Published on 25 Jan 2022
Interruptions have a way of happening when you are least prepared. From an unstable internet connection to accidentally closing your FTP client or switching off the computer before verifying all actions are complete – but the FTP resume feature helps you recover and gets your files where they need to be.
The FTP protocol was first introduced 50 years ago and since then it has become a very popular choice when companies need to transfer files. In 2007, RFC 3659 introduced new FTP commands which included commands to allow users to restart interrupted transfers.
Lists information about a file.
Lists information about files inside a directory.
Gets the file size of an object.
A marker indicating a file can be resumed.
If your FTP server supports RFC 3659, you’ll be able to resume interrupted transfers based on the amount of data that already exists on the receiving side.
It’s important to keep in mind that resuming an interrupted transfer will not validate that the previously uploaded data matches the current data of the file – it simply restarts the transfer from where it left off. If for some reason the beginning of your file has changed you’ll want to overwrite the file instead.
If your FTP client connection failed during uploading, it will leave behind a partial file. In your account, you will see a smaller file size than expected. Once you recognize that there was an error, log back into your FTP client and the incomplete upload should automatically pick up where it left off.
Some clients may not automatically resume. In this case, your FTP client may provide you with a message and the option to resume. Choose the FTP resume option and your upload will continue.
To resume a transfer, first the client (for example, FileZilla) needs to determine how much of the file has already been transferred.
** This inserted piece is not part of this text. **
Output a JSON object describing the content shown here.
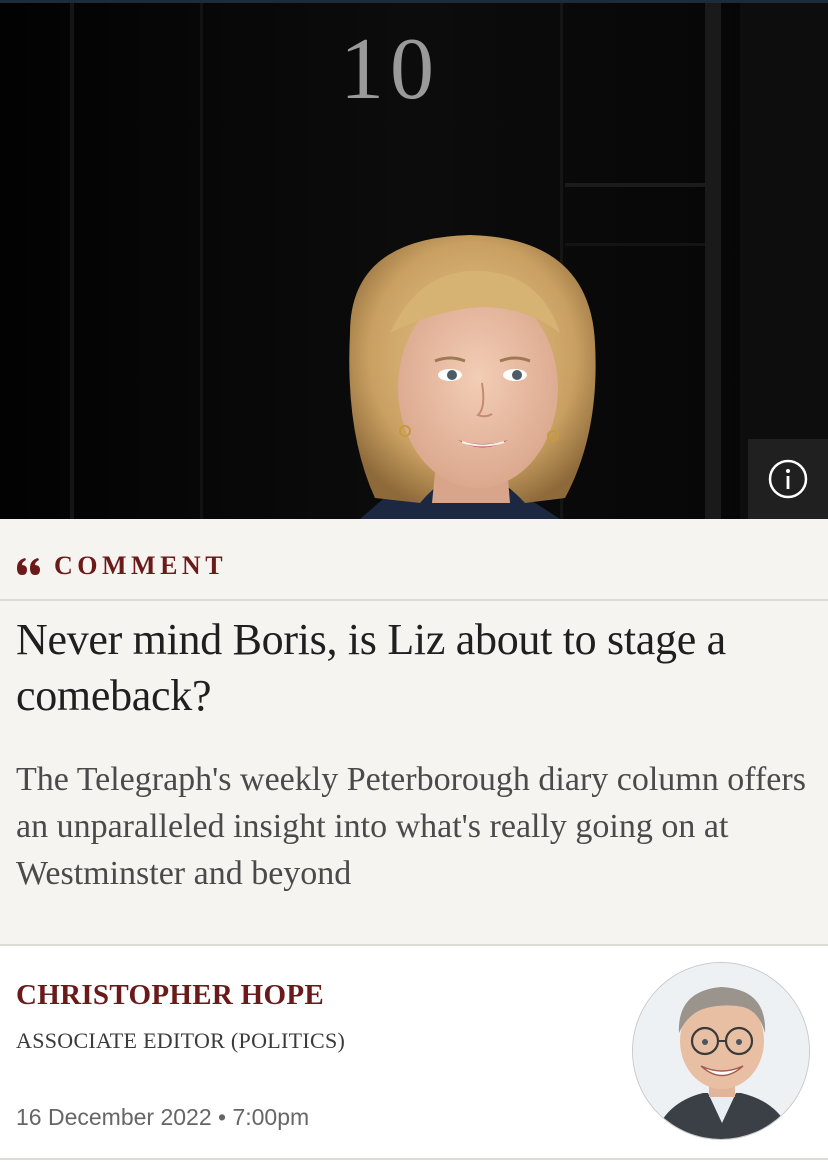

It can check the size on the server using MLST/MLSD/SIZE (for uploads) or the size on the client itself (for downloads) to determine where it left off.
Once your FTP client has this information, it issues a REST command to inform the server to start from that position in the file. After issuing the REST command the client will either need to issue a STORE (for uploads) or RETRIEVE (for downloads) to start the actual transfer.
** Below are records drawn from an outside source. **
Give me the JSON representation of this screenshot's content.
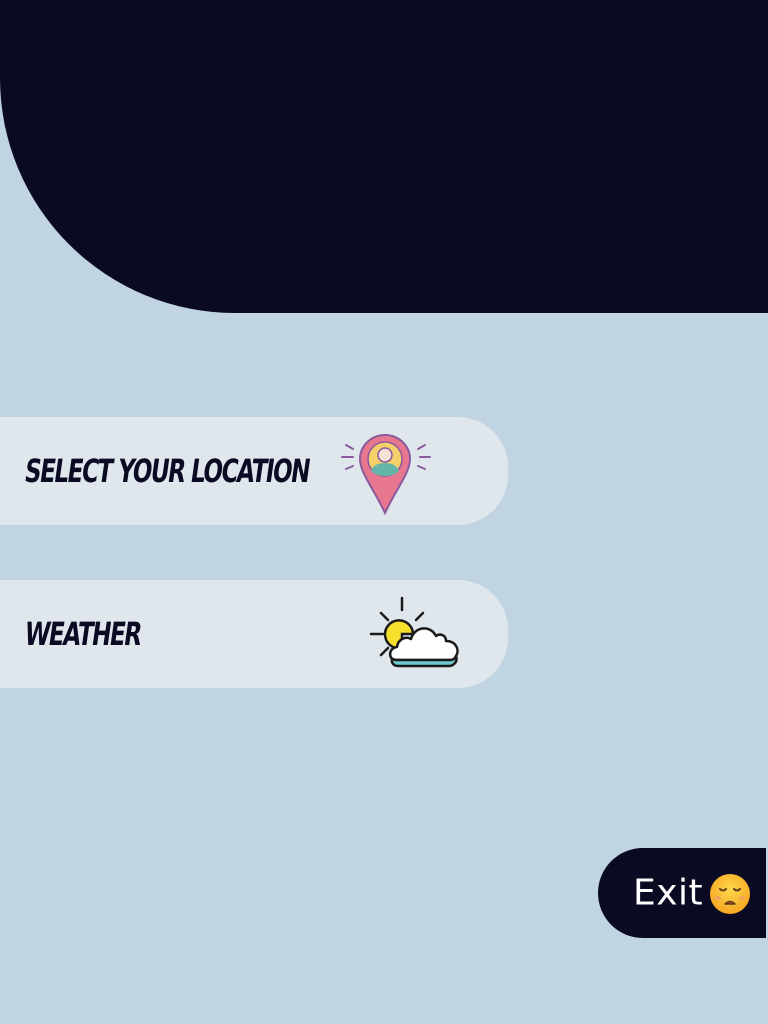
{
  "menu": {
    "items": [
      {
        "label": "SELECT YOUR LOCATION",
        "icon": "location-pin-icon"
      },
      {
        "label": "WEATHER",
        "icon": "sun-cloud-icon"
      }
    ]
  },
  "exit": {
    "label": "Exit",
    "icon": "sad-face-icon"
  },
  "colors": {
    "background": "#c0d4e1",
    "dark": "#0a0a23",
    "card": "#dfe7ed",
    "pin": "#e7778f",
    "sun": "#f7e02d",
    "cloud": "#6ec9cf"
  }
}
SFTP is a separate protocol from traditional FTP and offers increased security by depending on an underlying SSH protocol to provide secure file transfers between two parties.
The SFTP protocol supports both `reget` and `reput` commands which allow you to resume downloads and uploads respectively. Like FTP, these commands simply restart the upload from where it left off.
When unexpected interruptions occur, FTP resume is there to pick up where your file transfer left off.
For more on FTP commands, check our post Essential FTP Commands List.